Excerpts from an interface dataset

%%

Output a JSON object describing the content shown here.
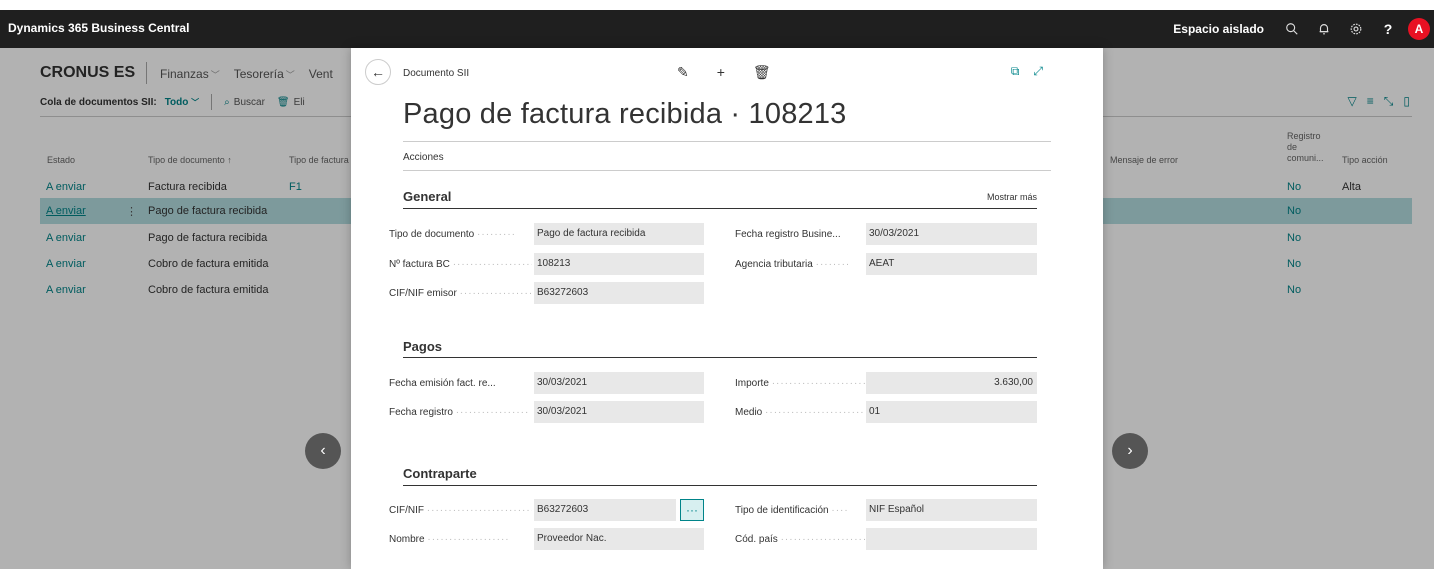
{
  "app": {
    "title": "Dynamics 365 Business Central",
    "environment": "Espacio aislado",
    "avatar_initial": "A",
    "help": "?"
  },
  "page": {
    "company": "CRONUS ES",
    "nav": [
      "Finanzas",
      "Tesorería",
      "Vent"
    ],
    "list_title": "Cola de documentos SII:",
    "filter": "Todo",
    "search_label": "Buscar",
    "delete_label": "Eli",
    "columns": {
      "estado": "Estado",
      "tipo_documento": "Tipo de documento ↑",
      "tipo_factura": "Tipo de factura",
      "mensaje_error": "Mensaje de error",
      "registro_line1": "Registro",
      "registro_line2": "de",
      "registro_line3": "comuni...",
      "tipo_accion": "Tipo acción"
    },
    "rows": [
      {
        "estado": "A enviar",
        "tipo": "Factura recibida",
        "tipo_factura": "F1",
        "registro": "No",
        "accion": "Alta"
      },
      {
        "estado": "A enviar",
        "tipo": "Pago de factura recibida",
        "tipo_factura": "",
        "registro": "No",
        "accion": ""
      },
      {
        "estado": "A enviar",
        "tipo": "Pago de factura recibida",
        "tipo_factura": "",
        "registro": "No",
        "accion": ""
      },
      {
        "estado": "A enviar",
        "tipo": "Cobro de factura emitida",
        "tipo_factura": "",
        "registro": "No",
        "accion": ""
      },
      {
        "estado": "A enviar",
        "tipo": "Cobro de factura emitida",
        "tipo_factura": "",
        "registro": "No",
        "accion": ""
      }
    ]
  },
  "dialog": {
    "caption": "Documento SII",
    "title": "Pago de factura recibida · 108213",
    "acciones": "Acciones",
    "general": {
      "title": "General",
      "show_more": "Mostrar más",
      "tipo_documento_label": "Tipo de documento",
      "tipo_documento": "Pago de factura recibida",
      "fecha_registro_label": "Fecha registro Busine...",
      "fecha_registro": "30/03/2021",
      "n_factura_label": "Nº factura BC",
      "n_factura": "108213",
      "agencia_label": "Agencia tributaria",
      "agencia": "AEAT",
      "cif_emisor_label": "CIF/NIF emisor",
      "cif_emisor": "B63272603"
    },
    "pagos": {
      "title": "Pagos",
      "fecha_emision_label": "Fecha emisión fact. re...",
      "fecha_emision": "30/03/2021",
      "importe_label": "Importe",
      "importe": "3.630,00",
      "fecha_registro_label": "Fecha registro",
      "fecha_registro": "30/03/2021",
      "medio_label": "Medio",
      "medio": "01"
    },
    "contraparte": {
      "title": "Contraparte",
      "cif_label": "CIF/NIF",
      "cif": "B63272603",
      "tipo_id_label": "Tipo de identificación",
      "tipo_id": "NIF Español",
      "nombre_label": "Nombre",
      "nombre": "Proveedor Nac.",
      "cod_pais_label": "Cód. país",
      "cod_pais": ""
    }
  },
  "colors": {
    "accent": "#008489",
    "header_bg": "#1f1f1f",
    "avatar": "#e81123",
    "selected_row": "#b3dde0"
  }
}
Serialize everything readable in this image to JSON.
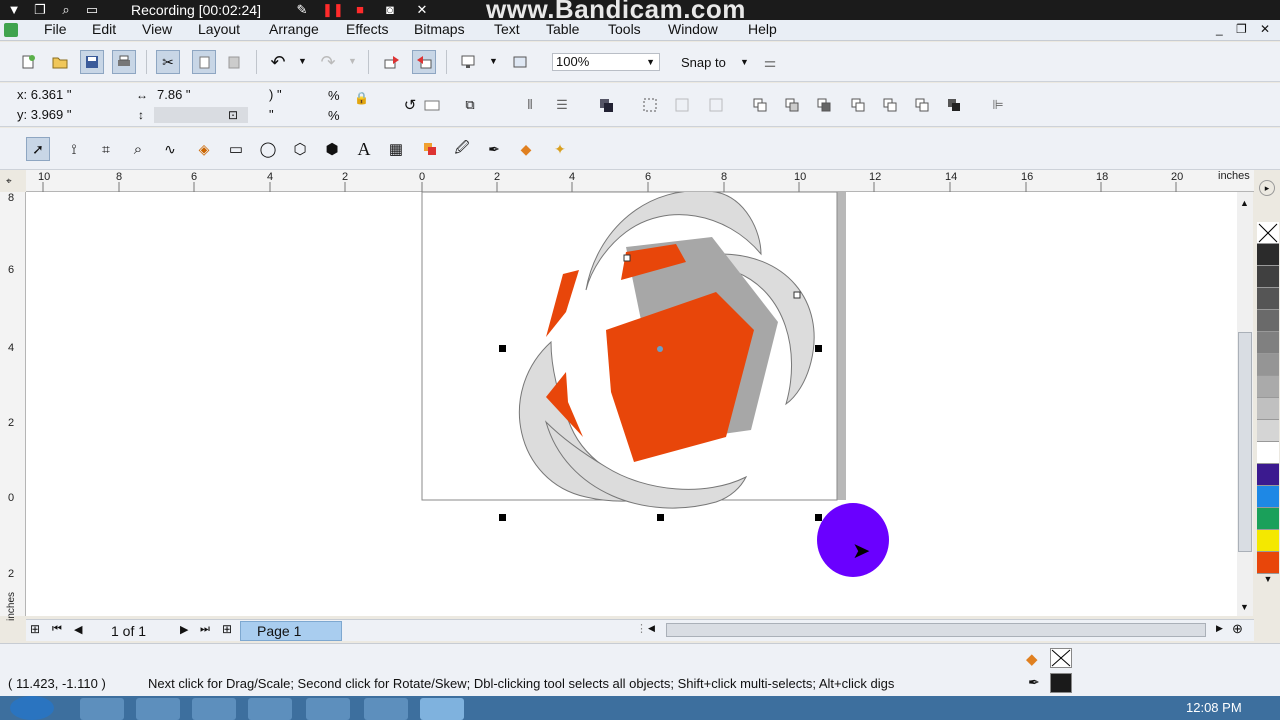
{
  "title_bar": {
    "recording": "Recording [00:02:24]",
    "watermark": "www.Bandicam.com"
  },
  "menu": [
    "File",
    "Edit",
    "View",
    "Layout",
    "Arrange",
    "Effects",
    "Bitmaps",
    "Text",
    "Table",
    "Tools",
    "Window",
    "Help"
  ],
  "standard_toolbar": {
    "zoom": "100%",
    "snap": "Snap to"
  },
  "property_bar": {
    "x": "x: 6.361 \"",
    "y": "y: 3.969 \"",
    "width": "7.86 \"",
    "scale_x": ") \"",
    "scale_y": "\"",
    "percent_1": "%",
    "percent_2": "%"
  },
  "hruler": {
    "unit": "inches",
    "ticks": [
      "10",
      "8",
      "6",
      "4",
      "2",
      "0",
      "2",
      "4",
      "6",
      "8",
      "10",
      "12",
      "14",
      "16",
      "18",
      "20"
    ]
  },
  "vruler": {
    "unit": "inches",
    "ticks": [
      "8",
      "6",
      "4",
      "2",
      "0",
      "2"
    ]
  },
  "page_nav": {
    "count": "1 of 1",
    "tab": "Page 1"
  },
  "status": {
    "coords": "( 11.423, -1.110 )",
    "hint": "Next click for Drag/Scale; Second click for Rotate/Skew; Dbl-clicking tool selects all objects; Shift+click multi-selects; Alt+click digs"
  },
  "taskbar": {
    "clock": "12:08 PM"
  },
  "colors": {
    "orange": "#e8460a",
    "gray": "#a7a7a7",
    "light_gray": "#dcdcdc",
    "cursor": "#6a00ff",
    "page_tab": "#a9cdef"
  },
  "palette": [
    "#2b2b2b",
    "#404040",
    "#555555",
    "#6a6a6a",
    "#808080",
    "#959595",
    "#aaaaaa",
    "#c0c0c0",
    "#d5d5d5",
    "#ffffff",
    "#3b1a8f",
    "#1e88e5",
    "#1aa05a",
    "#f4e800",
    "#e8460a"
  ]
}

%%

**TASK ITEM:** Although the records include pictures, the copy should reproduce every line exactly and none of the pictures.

**YOUR SOLUTION:**
Output a JSON object describing the content shown here.
{
  "app": {
    "title": "Dynamics 365 Business Central",
    "environment": "Espacio aislado",
    "avatar_initial": "A",
    "help": "?"
  },
  "page": {
    "company": "CRONUS ES",
    "nav": [
      "Finanzas",
      "Tesorería",
      "Vent"
    ],
    "list_title": "Cola de documentos SII:",
    "filter": "Todo",
    "search_label": "Buscar",
    "delete_label": "Eli",
    "columns": {
      "estado": "Estado",
      "tipo_documento": "Tipo de documento ↑",
      "tipo_factura": "Tipo de factura",
      "mensaje_error": "Mensaje de error",
      "registro_line1": "Registro",
      "registro_line2": "de",
      "registro_line3": "comuni...",
      "tipo_accion": "Tipo acción"
    },
    "rows": [
      {
        "estado": "A enviar",
        "tipo": "Factura recibida",
        "tipo_factura": "F1",
        "registro": "No",
        "accion": "Alta"
      },
      {
        "estado": "A enviar",
        "tipo": "Pago de factura recibida",
        "tipo_factura": "",
        "registro": "No",
        "accion": ""
      },
      {
        "estado": "A enviar",
        "tipo": "Pago de factura recibida",
        "tipo_factura": "",
        "registro": "No",
        "accion": ""
      },
      {
        "estado": "A enviar",
        "tipo": "Cobro de factura emitida",
        "tipo_factura": "",
        "registro": "No",
        "accion": ""
      },
      {
        "estado": "A enviar",
        "tipo": "Cobro de factura emitida",
        "tipo_factura": "",
        "registro": "No",
        "accion": ""
      }
    ]
  },
  "dialog": {
    "caption": "Documento SII",
    "title": "Pago de factura recibida · 108213",
    "acciones": "Acciones",
    "general": {
      "title": "General",
      "show_more": "Mostrar más",
      "tipo_documento_label": "Tipo de documento",
      "tipo_documento": "Pago de factura recibida",
      "fecha_registro_label": "Fecha registro Busine...",
      "fecha_registro": "30/03/2021",
      "n_factura_label": "Nº factura BC",
      "n_factura": "108213",
      "agencia_label": "Agencia tributaria",
      "agencia": "AEAT",
      "cif_emisor_label": "CIF/NIF emisor",
      "cif_emisor": "B63272603"
    },
    "pagos": {
      "title": "Pagos",
      "fecha_emision_label": "Fecha emisión fact. re...",
      "fecha_emision": "30/03/2021",
      "importe_label": "Importe",
      "importe": "3.630,00",
      "fecha_registro_label": "Fecha registro",
      "fecha_registro": "30/03/2021",
      "medio_label": "Medio",
      "medio": "01"
    },
    "contraparte": {
      "title": "Contraparte",
      "cif_label": "CIF/NIF",
      "cif": "B63272603",
      "tipo_id_label": "Tipo de identificación",
      "tipo_id": "NIF Español",
      "nombre_label": "Nombre",
      "nombre": "Proveedor Nac.",
      "cod_pais_label": "Cód. país",
      "cod_pais": ""
    }
  },
  "colors": {
    "accent": "#008489",
    "header_bg": "#1f1f1f",
    "avatar": "#e81123",
    "selected_row": "#b3dde0"
  }
}
Serialize everything readable in this image to JSON.
{
  "title_bar": {
    "recording": "Recording [00:02:24]",
    "watermark": "www.Bandicam.com"
  },
  "menu": [
    "File",
    "Edit",
    "View",
    "Layout",
    "Arrange",
    "Effects",
    "Bitmaps",
    "Text",
    "Table",
    "Tools",
    "Window",
    "Help"
  ],
  "standard_toolbar": {
    "zoom": "100%",
    "snap": "Snap to"
  },
  "property_bar": {
    "x": "x: 6.361 \"",
    "y": "y: 3.969 \"",
    "width": "7.86 \"",
    "scale_x": ") \"",
    "scale_y": "\"",
    "percent_1": "%",
    "percent_2": "%"
  },
  "hruler": {
    "unit": "inches",
    "ticks": [
      "10",
      "8",
      "6",
      "4",
      "2",
      "0",
      "2",
      "4",
      "6",
      "8",
      "10",
      "12",
      "14",
      "16",
      "18",
      "20"
    ]
  },
  "vruler": {
    "unit": "inches",
    "ticks": [
      "8",
      "6",
      "4",
      "2",
      "0",
      "2"
    ]
  },
  "page_nav": {
    "count": "1 of 1",
    "tab": "Page 1"
  },
  "status": {
    "coords": "( 11.423, -1.110 )",
    "hint": "Next click for Drag/Scale; Second click for Rotate/Skew; Dbl-clicking tool selects all objects; Shift+click multi-selects; Alt+click digs"
  },
  "taskbar": {
    "clock": "12:08 PM"
  },
  "colors": {
    "orange": "#e8460a",
    "gray": "#a7a7a7",
    "light_gray": "#dcdcdc",
    "cursor": "#6a00ff",
    "page_tab": "#a9cdef"
  },
  "palette": [
    "#2b2b2b",
    "#404040",
    "#555555",
    "#6a6a6a",
    "#808080",
    "#959595",
    "#aaaaaa",
    "#c0c0c0",
    "#d5d5d5",
    "#ffffff",
    "#3b1a8f",
    "#1e88e5",
    "#1aa05a",
    "#f4e800",
    "#e8460a"
  ]
}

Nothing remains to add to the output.